For the first class I’ll be discussing, I found the group work to actually be pretty enjoyable. But I don’t know if I would have been able to predict this from the start. Our first, group meeting was, well, pretty awkward. Part of this stems from the fact that this was an online class, and so our group meeting took place in the form of chatting with one another in a “break out room” during time that was set aside in class. As you can imagine, this is a pretty unnatural way to communicate with people, especially people that you don’t know.
Now one thing that the instructor did for this class that worked really well was to set aside in class time most weeks to allow us to meet in these break out rooms. And week after week, I noticed that our conversations with one another became more natural, and we really meshed together as a team.
So aside from getting to work with some awesome people in this class, I developed experience working remotely with people in real time. I think this experience is particularly valuable because librarians often participate in conference calls, often with people that they haven’t met before. After taking this class, I feel a lot more comfortable talking to people that I haven’t met face to face, and jumping right into a project instead of sitting through an awkward silence wondering who is going to speak first.

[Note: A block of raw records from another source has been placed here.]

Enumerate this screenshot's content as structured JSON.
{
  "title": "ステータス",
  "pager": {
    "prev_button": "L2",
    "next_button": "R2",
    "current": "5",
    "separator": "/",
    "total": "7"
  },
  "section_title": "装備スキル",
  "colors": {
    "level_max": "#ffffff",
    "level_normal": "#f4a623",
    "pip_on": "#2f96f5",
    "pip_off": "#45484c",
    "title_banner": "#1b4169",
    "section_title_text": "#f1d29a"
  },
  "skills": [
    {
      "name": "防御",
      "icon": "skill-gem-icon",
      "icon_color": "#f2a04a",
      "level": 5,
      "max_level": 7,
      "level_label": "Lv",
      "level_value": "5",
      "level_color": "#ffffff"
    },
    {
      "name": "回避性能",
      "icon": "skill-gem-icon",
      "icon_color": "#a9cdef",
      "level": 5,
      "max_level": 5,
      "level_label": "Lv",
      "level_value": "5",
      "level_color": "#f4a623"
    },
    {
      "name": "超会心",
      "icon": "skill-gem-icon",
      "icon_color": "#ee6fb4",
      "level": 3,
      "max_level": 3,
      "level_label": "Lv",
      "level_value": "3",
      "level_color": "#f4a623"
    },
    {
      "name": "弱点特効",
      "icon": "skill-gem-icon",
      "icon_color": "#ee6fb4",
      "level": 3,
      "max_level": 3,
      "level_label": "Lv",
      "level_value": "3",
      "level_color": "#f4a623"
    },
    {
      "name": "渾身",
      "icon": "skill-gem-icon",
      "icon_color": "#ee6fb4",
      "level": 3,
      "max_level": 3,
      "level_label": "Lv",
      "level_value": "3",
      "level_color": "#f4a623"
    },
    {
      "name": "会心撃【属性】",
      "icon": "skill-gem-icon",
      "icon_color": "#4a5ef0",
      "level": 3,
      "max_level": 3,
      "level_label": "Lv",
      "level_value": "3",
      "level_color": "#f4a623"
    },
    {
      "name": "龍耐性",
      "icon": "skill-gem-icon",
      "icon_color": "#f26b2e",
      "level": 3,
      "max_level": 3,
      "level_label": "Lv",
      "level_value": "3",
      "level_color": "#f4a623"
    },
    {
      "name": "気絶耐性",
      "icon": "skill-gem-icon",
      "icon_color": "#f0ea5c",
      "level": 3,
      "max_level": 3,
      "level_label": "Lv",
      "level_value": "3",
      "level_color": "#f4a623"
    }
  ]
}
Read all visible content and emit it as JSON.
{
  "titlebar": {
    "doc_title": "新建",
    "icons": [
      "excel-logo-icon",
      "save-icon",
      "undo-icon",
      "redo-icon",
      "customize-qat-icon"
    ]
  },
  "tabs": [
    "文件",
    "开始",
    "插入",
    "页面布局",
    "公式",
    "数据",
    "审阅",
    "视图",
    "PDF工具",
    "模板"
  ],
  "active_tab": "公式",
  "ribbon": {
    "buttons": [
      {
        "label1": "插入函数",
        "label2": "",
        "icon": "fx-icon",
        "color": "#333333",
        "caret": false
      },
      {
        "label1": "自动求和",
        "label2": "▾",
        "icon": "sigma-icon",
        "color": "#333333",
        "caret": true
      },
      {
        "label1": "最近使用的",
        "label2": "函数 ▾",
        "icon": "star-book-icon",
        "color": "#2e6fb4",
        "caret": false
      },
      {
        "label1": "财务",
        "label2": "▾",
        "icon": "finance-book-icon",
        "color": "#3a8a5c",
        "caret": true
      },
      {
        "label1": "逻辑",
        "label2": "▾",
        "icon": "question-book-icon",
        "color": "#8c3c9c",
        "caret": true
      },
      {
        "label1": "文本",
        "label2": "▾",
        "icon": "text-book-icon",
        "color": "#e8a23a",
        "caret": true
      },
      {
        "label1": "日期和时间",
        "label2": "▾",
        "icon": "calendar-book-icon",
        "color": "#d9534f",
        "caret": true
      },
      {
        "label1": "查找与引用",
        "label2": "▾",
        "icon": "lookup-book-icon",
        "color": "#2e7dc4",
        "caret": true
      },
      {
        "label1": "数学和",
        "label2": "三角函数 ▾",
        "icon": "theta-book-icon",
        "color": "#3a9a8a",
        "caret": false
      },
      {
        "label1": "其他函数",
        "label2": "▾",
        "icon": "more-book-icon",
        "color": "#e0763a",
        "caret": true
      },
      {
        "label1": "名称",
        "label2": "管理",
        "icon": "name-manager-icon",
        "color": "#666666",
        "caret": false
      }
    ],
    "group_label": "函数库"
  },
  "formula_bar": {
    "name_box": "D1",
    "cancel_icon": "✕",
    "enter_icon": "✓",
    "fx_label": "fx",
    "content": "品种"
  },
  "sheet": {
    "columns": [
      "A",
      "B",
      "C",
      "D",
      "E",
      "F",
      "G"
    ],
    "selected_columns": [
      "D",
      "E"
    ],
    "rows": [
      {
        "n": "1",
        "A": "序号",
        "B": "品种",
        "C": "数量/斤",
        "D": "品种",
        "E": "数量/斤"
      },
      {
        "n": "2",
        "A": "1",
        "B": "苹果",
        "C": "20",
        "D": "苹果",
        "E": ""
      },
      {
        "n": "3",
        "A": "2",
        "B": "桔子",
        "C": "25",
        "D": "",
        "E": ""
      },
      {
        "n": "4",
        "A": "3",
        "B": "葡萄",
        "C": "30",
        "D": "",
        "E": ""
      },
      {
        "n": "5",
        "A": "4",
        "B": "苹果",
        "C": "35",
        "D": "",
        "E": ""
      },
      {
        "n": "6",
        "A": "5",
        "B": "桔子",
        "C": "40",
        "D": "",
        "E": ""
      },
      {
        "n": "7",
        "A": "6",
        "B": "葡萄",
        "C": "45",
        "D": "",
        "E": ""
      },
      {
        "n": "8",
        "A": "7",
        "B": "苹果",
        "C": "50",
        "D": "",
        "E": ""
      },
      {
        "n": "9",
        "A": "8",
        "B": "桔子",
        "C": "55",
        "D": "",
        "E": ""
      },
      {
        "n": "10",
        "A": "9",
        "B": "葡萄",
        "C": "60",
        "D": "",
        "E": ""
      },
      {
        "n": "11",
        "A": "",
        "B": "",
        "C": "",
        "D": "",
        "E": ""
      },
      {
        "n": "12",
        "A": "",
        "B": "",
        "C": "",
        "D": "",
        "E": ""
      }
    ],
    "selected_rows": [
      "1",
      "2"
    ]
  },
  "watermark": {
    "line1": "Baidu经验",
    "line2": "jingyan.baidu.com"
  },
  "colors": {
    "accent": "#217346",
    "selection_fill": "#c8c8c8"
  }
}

My experience in my second group project should have been okay. One of the three other members of the group was not particularly communicative, but generally everyone made an effort to contribute to the project as best they could. However, our project was derailed a bit when our initial topic turned out to be unmanageable for the amount of time we had left prior to the deadline. This resulted in our having to shift to a completely new direction last minute, and I think this ended up hurting out ability to work as effectively as a group. Each member still contributed, but it felt more like each of us was working independently on a sort of mini-project, rather than working on something larger as a team.
My final group project was particularly frustrating almost entirely due to a lack of communication throughout the group. This project, like the first one I discussed, was for an online class. However, for this class we didn’t have very many opportunities to meet in class. This made communication a bit of a burden, and this was only complicated by the fact that some members of the group were not very timely in responding to emails, or otherwise contributing to aspects of the project.
While 2 of my 3 group projects were somewhat frustrating this semester, I did learn that group work isn’t necessarily a bad thing. In addition to what I learned with respect to the content of the course, I gained some valuable experience working remotely and speaking with people in a conference call type of setting. I think gaining this kind of real world experience is often the justification behind group projects, and I’m glad that I was able to enjoy some of that.
Nevertheless, group projects introduce some factors that are beyond your control. You can’t always choose your group members, and even when you can, there’s no guarantee ahead of time that their working styles will match up well with yours. But this is how the real world works as well, and I think it can be valuable to gain experience working through these sorts of projects. Even if librarianship is your dream job, not every project is going to be a dream project, and part of being a successful professional is navigating these challenges.